Lift every line from the entries that includes the word "title".

[Exercise material — start]

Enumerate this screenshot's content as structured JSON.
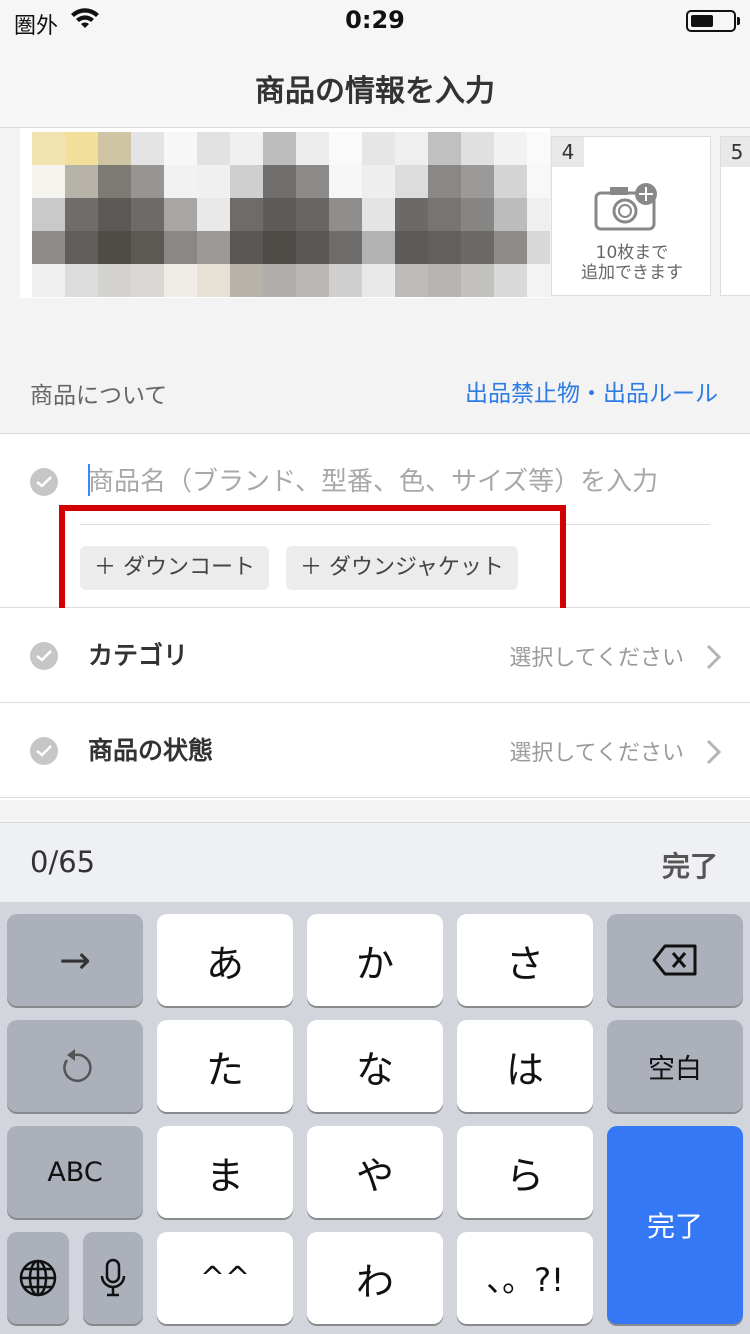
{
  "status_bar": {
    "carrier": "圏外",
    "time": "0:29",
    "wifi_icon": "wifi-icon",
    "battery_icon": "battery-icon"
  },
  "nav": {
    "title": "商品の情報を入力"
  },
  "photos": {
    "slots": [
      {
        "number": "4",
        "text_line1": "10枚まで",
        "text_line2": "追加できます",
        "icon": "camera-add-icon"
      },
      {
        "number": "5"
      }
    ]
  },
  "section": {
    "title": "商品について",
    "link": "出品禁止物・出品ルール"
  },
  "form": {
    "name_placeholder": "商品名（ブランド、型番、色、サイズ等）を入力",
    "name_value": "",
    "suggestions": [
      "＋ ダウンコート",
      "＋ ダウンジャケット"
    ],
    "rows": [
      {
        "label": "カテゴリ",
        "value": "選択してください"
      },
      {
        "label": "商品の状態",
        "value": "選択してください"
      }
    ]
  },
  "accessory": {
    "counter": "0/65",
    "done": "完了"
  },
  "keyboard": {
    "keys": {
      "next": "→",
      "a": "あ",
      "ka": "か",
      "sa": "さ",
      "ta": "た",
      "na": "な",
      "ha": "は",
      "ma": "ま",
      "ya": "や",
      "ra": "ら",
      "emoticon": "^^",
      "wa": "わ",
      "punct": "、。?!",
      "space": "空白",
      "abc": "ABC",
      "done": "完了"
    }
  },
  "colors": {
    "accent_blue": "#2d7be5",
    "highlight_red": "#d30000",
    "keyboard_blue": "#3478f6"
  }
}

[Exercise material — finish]
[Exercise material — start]

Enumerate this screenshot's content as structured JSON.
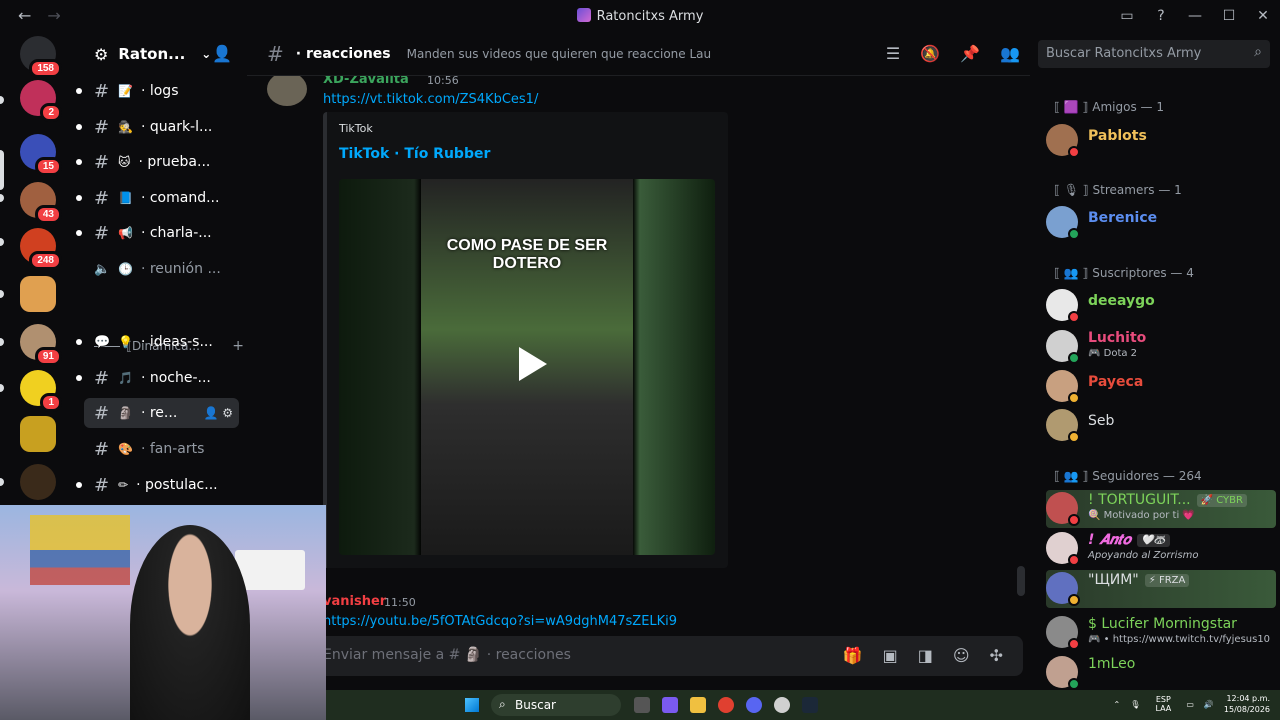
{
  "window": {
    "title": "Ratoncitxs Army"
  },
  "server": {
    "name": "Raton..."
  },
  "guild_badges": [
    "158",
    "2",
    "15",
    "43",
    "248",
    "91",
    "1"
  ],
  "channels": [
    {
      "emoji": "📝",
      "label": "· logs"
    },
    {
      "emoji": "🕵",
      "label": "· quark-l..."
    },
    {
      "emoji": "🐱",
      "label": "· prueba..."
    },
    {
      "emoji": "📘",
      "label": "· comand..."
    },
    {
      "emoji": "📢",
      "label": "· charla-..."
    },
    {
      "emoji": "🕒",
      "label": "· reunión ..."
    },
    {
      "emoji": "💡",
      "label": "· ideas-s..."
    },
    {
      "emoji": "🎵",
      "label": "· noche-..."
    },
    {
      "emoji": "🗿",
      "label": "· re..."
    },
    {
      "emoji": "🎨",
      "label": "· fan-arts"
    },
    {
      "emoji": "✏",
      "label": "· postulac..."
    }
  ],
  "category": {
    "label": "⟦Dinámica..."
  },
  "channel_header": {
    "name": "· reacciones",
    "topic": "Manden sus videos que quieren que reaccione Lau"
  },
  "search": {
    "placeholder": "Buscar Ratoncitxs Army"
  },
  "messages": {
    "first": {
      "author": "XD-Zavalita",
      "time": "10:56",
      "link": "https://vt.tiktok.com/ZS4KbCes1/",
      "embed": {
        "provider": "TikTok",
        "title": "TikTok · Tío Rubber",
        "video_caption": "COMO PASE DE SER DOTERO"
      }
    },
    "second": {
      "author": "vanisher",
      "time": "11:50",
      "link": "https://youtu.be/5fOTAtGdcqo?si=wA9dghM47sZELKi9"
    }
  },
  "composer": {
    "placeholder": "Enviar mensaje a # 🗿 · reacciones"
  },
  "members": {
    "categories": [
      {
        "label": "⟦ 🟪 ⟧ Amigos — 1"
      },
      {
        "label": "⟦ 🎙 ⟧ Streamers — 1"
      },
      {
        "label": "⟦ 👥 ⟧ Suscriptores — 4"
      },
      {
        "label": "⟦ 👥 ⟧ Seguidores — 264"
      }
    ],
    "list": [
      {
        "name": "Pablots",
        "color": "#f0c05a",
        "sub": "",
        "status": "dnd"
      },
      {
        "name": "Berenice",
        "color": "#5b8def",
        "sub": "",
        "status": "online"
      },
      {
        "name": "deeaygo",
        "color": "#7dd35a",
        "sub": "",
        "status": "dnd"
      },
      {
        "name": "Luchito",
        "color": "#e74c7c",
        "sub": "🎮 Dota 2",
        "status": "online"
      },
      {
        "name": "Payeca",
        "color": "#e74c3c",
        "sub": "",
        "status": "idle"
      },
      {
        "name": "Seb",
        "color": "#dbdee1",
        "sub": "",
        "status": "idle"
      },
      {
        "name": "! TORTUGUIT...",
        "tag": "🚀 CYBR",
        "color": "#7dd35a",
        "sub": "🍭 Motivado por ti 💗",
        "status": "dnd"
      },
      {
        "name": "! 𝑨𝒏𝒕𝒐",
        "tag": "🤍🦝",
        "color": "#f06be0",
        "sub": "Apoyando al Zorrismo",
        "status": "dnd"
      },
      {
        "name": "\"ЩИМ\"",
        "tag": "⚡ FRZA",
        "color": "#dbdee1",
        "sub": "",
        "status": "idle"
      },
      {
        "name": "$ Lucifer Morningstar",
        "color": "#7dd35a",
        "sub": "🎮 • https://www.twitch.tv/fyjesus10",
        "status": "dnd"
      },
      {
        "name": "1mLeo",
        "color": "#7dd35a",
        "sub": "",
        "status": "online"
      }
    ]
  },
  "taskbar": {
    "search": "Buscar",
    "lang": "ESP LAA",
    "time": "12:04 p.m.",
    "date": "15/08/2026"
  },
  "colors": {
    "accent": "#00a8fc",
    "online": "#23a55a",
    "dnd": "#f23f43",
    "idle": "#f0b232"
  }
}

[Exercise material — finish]

• [The answer]:
    "title": "商品の情報を入力"
    "title": "商品について",
    "title": "Ratoncitxs Army"
        "title": "TikTok · Tío Rubber",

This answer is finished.